## TASK ITEM
Count the lines in the data below holding the string "Volume" and write the total by itself.

★ ★ ★ ★ ★ ★ ★

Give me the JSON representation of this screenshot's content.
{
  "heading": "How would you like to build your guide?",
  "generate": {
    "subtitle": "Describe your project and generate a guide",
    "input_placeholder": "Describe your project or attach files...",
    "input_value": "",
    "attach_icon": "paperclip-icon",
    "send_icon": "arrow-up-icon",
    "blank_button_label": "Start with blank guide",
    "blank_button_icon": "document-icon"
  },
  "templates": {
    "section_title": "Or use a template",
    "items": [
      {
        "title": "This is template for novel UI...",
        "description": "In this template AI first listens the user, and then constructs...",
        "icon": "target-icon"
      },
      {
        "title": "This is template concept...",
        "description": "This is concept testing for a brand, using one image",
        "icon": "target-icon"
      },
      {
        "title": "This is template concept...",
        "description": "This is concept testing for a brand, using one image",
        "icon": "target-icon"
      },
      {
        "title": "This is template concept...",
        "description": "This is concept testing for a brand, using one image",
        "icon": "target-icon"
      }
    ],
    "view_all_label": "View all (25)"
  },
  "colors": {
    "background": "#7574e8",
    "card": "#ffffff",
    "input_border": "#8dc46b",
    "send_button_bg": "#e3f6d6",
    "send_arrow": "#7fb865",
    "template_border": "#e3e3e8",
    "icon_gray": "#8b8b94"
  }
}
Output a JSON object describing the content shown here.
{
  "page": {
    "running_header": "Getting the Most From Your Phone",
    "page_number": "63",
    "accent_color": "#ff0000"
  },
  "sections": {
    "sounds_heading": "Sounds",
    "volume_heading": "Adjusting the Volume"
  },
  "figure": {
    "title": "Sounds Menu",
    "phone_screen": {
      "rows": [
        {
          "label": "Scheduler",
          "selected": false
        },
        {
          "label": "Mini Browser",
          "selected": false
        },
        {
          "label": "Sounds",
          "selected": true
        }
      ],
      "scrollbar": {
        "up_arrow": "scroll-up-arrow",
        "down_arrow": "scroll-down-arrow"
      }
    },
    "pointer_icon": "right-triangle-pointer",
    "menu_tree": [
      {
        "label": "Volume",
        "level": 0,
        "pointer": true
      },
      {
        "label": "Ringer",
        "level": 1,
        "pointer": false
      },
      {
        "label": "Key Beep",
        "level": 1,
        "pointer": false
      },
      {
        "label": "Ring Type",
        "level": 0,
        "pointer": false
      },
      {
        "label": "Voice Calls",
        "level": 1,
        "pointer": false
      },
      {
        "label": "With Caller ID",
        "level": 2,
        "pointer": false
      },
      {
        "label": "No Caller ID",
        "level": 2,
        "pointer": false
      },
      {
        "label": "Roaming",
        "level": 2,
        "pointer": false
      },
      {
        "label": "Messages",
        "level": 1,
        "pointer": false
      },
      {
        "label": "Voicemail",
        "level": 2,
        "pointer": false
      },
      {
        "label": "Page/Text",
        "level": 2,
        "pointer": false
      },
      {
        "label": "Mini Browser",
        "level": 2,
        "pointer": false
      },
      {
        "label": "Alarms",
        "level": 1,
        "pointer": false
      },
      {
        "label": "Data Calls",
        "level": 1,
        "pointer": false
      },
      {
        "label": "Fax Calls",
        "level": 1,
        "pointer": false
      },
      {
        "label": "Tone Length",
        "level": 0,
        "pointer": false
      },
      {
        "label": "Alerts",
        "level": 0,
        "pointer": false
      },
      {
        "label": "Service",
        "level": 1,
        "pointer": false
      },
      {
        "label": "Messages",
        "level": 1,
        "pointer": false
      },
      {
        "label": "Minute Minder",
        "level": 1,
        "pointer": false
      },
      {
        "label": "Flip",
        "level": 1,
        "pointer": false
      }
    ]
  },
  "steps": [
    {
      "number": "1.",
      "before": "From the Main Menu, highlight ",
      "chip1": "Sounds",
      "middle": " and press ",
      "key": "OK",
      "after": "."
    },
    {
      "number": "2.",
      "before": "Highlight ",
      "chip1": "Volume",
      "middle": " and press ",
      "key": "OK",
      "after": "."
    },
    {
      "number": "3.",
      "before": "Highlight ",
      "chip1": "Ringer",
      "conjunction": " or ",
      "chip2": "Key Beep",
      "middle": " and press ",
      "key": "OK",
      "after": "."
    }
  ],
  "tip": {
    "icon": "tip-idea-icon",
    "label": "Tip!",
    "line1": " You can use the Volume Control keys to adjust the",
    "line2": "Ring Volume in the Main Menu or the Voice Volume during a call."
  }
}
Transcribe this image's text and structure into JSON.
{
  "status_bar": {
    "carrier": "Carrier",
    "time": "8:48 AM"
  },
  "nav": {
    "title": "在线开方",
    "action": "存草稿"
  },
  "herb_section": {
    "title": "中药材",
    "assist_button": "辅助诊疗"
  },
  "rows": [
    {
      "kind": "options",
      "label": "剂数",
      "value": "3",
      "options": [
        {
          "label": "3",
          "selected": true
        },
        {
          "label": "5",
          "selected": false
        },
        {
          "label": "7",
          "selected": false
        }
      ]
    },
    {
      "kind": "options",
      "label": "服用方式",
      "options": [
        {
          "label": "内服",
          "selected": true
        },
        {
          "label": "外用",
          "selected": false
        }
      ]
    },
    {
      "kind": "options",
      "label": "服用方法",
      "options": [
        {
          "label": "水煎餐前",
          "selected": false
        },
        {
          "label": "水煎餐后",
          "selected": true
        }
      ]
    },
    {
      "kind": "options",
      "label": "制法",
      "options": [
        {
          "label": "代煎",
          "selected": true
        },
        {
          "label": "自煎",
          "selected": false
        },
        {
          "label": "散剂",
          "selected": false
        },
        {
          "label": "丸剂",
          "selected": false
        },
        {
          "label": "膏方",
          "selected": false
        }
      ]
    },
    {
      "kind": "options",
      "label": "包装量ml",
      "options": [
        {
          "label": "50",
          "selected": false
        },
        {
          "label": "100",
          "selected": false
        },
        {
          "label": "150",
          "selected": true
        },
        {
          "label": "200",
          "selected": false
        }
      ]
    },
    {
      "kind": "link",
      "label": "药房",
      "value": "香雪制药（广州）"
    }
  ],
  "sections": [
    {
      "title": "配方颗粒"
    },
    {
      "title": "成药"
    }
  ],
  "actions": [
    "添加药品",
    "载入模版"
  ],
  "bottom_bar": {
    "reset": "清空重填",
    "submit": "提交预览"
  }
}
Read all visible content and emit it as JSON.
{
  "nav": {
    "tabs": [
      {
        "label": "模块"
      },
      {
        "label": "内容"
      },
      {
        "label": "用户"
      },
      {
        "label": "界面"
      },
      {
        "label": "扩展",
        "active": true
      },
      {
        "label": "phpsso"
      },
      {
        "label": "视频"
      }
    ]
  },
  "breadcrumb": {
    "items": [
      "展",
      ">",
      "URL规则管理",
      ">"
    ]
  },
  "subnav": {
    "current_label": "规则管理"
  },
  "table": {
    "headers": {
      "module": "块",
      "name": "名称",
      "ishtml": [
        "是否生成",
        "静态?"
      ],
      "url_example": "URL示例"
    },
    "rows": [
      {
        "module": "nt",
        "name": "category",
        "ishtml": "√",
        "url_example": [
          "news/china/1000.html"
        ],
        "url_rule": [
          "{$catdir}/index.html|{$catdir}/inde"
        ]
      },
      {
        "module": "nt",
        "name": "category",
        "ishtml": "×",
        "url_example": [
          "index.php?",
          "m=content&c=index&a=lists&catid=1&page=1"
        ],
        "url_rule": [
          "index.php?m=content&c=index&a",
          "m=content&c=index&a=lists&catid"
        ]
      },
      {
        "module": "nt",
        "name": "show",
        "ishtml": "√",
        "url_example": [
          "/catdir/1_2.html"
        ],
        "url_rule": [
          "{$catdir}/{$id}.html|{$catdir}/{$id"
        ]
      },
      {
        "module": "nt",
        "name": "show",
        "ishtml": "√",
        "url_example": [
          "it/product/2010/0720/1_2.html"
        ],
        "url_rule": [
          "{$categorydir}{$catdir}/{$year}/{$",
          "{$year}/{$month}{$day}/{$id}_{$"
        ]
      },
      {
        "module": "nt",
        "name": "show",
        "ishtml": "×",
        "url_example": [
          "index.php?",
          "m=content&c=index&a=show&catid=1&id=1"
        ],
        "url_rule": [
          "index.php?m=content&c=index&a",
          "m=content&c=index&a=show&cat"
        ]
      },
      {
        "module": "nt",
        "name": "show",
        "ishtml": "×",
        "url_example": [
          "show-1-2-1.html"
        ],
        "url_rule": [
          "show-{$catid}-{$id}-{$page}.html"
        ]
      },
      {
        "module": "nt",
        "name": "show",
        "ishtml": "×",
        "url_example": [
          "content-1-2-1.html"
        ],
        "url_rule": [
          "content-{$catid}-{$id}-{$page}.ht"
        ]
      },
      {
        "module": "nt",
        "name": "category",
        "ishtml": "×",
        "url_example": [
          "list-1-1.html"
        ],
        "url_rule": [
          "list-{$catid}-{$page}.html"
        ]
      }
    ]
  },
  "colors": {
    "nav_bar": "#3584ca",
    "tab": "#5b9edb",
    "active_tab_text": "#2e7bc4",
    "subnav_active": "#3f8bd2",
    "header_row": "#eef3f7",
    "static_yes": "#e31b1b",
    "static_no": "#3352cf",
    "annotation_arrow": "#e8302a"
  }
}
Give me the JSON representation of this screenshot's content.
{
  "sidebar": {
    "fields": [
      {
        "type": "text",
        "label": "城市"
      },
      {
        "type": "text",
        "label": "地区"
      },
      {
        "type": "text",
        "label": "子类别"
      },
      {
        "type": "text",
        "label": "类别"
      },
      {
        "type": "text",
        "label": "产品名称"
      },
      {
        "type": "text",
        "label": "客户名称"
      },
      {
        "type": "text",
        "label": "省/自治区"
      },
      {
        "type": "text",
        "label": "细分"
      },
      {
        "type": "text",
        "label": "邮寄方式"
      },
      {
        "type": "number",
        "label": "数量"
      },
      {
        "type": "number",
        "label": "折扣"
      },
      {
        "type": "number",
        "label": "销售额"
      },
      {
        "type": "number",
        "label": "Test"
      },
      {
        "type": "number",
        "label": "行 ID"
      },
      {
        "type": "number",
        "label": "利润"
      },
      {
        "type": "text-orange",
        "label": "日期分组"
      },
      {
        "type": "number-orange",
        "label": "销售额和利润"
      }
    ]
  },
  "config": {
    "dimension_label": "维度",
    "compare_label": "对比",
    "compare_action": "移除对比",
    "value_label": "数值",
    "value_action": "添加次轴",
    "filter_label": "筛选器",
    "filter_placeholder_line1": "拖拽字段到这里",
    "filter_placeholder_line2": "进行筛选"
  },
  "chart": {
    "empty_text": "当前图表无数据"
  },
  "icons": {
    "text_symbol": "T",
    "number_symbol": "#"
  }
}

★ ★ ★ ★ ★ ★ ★

## RESPONSE TO THIS EXERCISE
5